Background Currently, without systematic evidence, psychotherapy for anorexia nervosa in adults draws on psychodynamic, cognitive and systemic theories.
Aims To assess effectiveness of specific psychotherapies in out-patient management of adult patients with anorexia nervosa.
Method Eighty-four patients were randomised to four treatments: three specific psychotherapies — (a) a year of focal psychoanalytic psychotherapy; (b) 7 months of cognitive—analytic therapy (CAT); (c) family therapy for 1 year — and (d) low contact, ‘routine’ treatment for 1 year (control).
Results At 1 year, there was symptomatic improvement in the whole group of patients. This improvement was modest, several patients being significantly undernourished at follow-up. Psychoanalytic psychotherapy and family therapy were significantly superior to the control treatment; CAT tended to show benefits.

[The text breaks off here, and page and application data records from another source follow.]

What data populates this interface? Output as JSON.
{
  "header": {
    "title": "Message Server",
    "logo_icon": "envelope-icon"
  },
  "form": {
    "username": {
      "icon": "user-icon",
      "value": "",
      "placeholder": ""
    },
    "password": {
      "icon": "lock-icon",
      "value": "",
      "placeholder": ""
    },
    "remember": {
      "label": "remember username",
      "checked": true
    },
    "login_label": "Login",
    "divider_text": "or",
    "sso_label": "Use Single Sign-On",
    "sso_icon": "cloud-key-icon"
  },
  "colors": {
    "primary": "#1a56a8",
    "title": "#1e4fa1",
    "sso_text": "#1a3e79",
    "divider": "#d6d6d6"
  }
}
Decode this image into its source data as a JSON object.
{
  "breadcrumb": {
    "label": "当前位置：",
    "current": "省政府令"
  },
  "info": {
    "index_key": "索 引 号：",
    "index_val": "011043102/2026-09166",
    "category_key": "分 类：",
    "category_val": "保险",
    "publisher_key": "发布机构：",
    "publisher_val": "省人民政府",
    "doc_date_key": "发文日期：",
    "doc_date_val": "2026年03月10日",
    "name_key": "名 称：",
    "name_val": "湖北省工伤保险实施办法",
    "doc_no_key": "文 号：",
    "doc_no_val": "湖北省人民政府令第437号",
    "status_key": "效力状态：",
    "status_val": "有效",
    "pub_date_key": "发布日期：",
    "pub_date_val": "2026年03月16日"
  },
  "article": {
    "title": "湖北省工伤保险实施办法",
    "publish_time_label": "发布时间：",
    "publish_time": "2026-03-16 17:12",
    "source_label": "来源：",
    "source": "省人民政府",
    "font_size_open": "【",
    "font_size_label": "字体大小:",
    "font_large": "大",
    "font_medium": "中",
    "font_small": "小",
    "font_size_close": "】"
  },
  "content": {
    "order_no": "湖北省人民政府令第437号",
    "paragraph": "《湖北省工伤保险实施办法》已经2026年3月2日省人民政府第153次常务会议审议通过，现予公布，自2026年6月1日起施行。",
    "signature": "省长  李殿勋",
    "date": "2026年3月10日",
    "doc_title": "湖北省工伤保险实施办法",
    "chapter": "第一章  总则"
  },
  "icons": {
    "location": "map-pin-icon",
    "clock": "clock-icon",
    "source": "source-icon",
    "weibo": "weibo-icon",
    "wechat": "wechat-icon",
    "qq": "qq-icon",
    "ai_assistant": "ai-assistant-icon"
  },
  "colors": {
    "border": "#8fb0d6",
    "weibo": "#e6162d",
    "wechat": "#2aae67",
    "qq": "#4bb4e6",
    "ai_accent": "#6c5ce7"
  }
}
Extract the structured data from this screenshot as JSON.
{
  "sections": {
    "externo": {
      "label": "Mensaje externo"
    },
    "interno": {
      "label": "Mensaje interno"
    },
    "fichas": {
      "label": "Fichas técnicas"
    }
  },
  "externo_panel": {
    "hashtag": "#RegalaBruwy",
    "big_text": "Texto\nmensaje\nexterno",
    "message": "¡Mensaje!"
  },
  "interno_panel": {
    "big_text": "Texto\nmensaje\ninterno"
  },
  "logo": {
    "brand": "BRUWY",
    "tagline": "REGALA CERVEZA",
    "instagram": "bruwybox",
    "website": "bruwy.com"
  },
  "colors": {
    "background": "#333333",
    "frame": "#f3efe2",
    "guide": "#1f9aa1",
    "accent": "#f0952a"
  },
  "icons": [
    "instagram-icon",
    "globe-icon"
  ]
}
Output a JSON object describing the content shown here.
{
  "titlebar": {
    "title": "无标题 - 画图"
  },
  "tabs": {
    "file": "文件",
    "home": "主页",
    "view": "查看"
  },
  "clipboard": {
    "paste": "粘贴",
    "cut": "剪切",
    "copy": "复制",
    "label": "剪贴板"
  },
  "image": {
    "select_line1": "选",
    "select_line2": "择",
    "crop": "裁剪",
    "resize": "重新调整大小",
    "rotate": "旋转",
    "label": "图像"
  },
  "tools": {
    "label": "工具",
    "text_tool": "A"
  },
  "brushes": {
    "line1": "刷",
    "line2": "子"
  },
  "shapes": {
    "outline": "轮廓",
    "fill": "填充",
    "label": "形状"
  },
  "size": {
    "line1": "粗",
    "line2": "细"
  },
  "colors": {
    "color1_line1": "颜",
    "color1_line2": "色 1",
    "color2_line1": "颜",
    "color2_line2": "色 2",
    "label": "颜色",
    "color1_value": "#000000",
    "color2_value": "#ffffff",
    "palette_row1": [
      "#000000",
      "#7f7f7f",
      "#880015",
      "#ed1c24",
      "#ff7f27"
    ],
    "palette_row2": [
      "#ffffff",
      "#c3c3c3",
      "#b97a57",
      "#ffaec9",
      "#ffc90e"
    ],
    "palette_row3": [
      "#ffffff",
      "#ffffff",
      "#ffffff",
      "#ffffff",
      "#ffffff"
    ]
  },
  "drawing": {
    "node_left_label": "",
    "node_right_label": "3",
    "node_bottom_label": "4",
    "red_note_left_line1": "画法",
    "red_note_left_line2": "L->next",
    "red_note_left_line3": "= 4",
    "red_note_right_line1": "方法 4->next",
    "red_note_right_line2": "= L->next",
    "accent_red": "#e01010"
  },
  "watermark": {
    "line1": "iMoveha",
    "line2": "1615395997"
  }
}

Conclusions Psychoanalytic and family therapy are of specific value in the out-patient treatment of adult patients with anorexia.
- © 2001 Royal College of Psychiatrists